* [Problem details]
Write the records out again, exactly.

==== Source information ====

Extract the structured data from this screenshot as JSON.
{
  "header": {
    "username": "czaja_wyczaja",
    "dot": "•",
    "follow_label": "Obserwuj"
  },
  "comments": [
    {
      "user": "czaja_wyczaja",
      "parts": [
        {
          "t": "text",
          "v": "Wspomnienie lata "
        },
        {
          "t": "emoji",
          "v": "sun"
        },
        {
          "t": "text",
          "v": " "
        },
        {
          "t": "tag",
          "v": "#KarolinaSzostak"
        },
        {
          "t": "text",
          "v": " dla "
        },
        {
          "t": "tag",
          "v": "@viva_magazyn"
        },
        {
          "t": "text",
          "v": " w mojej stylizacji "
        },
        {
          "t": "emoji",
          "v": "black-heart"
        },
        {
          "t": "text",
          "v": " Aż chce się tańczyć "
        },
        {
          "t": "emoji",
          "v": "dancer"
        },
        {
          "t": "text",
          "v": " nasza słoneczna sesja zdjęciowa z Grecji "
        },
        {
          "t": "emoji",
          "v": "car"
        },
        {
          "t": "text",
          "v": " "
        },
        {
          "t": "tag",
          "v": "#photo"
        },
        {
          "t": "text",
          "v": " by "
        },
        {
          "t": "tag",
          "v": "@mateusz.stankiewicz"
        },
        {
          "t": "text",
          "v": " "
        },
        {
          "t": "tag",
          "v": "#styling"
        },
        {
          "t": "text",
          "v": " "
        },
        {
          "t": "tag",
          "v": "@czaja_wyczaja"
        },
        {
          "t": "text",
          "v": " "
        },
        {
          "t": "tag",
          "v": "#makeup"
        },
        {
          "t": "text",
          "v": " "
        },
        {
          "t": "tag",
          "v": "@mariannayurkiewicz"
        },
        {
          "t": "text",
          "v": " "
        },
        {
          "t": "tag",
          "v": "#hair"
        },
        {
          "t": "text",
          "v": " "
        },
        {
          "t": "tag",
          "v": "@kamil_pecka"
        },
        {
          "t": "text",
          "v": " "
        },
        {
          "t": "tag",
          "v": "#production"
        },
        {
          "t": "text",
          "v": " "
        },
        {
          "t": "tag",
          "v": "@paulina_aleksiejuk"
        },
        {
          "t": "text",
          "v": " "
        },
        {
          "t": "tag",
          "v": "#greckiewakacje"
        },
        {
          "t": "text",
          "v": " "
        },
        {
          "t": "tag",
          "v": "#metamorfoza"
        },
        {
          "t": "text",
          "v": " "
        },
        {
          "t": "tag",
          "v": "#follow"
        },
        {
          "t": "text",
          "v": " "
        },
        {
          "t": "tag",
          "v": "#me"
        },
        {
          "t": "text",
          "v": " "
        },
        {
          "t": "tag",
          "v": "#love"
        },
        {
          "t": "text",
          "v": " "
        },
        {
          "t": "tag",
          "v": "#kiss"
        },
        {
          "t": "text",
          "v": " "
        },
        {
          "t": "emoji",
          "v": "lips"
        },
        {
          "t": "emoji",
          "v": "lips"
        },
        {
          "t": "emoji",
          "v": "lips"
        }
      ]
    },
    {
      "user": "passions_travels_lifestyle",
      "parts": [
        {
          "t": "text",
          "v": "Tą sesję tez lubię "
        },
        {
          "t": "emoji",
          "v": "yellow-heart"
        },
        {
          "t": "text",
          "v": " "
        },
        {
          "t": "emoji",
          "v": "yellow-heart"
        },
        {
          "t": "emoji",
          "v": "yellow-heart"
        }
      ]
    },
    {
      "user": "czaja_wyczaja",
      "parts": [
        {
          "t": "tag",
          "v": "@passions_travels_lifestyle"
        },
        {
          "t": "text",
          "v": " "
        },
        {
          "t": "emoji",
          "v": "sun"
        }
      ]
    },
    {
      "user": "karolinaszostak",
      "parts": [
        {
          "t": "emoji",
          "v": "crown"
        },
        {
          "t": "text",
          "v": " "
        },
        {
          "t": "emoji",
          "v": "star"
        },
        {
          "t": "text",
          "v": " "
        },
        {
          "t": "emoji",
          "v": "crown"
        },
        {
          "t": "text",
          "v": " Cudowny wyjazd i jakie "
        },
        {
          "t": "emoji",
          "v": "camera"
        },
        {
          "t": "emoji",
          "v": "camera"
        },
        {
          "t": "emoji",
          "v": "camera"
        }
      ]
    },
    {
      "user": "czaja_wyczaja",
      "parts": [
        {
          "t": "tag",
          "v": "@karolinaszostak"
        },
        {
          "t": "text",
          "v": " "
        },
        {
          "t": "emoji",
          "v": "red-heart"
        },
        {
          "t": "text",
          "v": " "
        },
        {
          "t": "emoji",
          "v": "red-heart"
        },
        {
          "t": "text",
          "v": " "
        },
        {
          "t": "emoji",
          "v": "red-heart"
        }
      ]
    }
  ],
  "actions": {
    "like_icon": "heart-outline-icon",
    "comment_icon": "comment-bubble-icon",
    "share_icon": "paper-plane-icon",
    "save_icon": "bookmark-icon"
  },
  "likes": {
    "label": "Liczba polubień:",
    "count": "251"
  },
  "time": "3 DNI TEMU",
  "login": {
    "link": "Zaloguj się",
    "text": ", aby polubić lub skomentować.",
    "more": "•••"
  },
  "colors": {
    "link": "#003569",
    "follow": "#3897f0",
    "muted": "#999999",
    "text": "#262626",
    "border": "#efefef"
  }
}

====

* [Written answer]
Extract the structured data from this screenshot as JSON.
{
  "header": {
    "username": "czaja_wyczaja",
    "dot": "•",
    "follow_label": "Obserwuj"
  },
  "comments": [
    {
      "user": "czaja_wyczaja",
      "parts": [
        {
          "t": "text",
          "v": "Wspomnienie lata "
        },
        {
          "t": "emoji",
          "v": "sun"
        },
        {
          "t": "text",
          "v": " "
        },
        {
          "t": "tag",
          "v": "#KarolinaSzostak"
        },
        {
          "t": "text",
          "v": " dla "
        },
        {
          "t": "tag",
          "v": "@viva_magazyn"
        },
        {
          "t": "text",
          "v": " w mojej stylizacji "
        },
        {
          "t": "emoji",
          "v": "black-heart"
        },
        {
          "t": "text",
          "v": " Aż chce się tańczyć "
        },
        {
          "t": "emoji",
          "v": "dancer"
        },
        {
          "t": "text",
          "v": " nasza słoneczna sesja zdjęciowa z Grecji "
        },
        {
          "t": "emoji",
          "v": "car"
        },
        {
          "t": "text",
          "v": " "
        },
        {
          "t": "tag",
          "v": "#photo"
        },
        {
          "t": "text",
          "v": " by "
        },
        {
          "t": "tag",
          "v": "@mateusz.stankiewicz"
        },
        {
          "t": "text",
          "v": " "
        },
        {
          "t": "tag",
          "v": "#styling"
        },
        {
          "t": "text",
          "v": " "
        },
        {
          "t": "tag",
          "v": "@czaja_wyczaja"
        },
        {
          "t": "text",
          "v": " "
        },
        {
          "t": "tag",
          "v": "#makeup"
        },
        {
          "t": "text",
          "v": " "
        },
        {
          "t": "tag",
          "v": "@mariannayurkiewicz"
        },
        {
          "t": "text",
          "v": " "
        },
        {
          "t": "tag",
          "v": "#hair"
        },
        {
          "t": "text",
          "v": " "
        },
        {
          "t": "tag",
          "v": "@kamil_pecka"
        },
        {
          "t": "text",
          "v": " "
        },
        {
          "t": "tag",
          "v": "#production"
        },
        {
          "t": "text",
          "v": " "
        },
        {
          "t": "tag",
          "v": "@paulina_aleksiejuk"
        },
        {
          "t": "text",
          "v": " "
        },
        {
          "t": "tag",
          "v": "#greckiewakacje"
        },
        {
          "t": "text",
          "v": " "
        },
        {
          "t": "tag",
          "v": "#metamorfoza"
        },
        {
          "t": "text",
          "v": " "
        },
        {
          "t": "tag",
          "v": "#follow"
        },
        {
          "t": "text",
          "v": " "
        },
        {
          "t": "tag",
          "v": "#me"
        },
        {
          "t": "text",
          "v": " "
        },
        {
          "t": "tag",
          "v": "#love"
        },
        {
          "t": "text",
          "v": " "
        },
        {
          "t": "tag",
          "v": "#kiss"
        },
        {
          "t": "text",
          "v": " "
        },
        {
          "t": "emoji",
          "v": "lips"
        },
        {
          "t": "emoji",
          "v": "lips"
        },
        {
          "t": "emoji",
          "v": "lips"
        }
      ]
    },
    {
      "user": "passions_travels_lifestyle",
      "parts": [
        {
          "t": "text",
          "v": "Tą sesję tez lubię "
        },
        {
          "t": "emoji",
          "v": "yellow-heart"
        },
        {
          "t": "text",
          "v": " "
        },
        {
          "t": "emoji",
          "v": "yellow-heart"
        },
        {
          "t": "emoji",
          "v": "yellow-heart"
        }
      ]
    },
    {
      "user": "czaja_wyczaja",
      "parts": [
        {
          "t": "tag",
          "v": "@passions_travels_lifestyle"
        },
        {
          "t": "text",
          "v": " "
        },
        {
          "t": "emoji",
          "v": "sun"
        }
      ]
    },
    {
      "user": "karolinaszostak",
      "parts": [
        {
          "t": "emoji",
          "v": "crown"
        },
        {
          "t": "text",
          "v": " "
        },
        {
          "t": "emoji",
          "v": "star"
        },
        {
          "t": "text",
          "v": " "
        },
        {
          "t": "emoji",
          "v": "crown"
        },
        {
          "t": "text",
          "v": " Cudowny wyjazd i jakie "
        },
        {
          "t": "emoji",
          "v": "camera"
        },
        {
          "t": "emoji",
          "v": "camera"
        },
        {
          "t": "emoji",
          "v": "camera"
        }
      ]
    },
    {
      "user": "czaja_wyczaja",
      "parts": [
        {
          "t": "tag",
          "v": "@karolinaszostak"
        },
        {
          "t": "text",
          "v": " "
        },
        {
          "t": "emoji",
          "v": "red-heart"
        },
        {
          "t": "text",
          "v": " "
        },
        {
          "t": "emoji",
          "v": "red-heart"
        },
        {
          "t": "text",
          "v": " "
        },
        {
          "t": "emoji",
          "v": "red-heart"
        }
      ]
    }
  ],
  "actions": {
    "like_icon": "heart-outline-icon",
    "comment_icon": "comment-bubble-icon",
    "share_icon": "paper-plane-icon",
    "save_icon": "bookmark-icon"
  },
  "likes": {
    "label": "Liczba polubień:",
    "count": "251"
  },
  "time": "3 DNI TEMU",
  "login": {
    "link": "Zaloguj się",
    "text": ", aby polubić lub skomentować.",
    "more": "•••"
  },
  "colors": {
    "link": "#003569",
    "follow": "#3897f0",
    "muted": "#999999",
    "text": "#262626",
    "border": "#efefef"
  }
}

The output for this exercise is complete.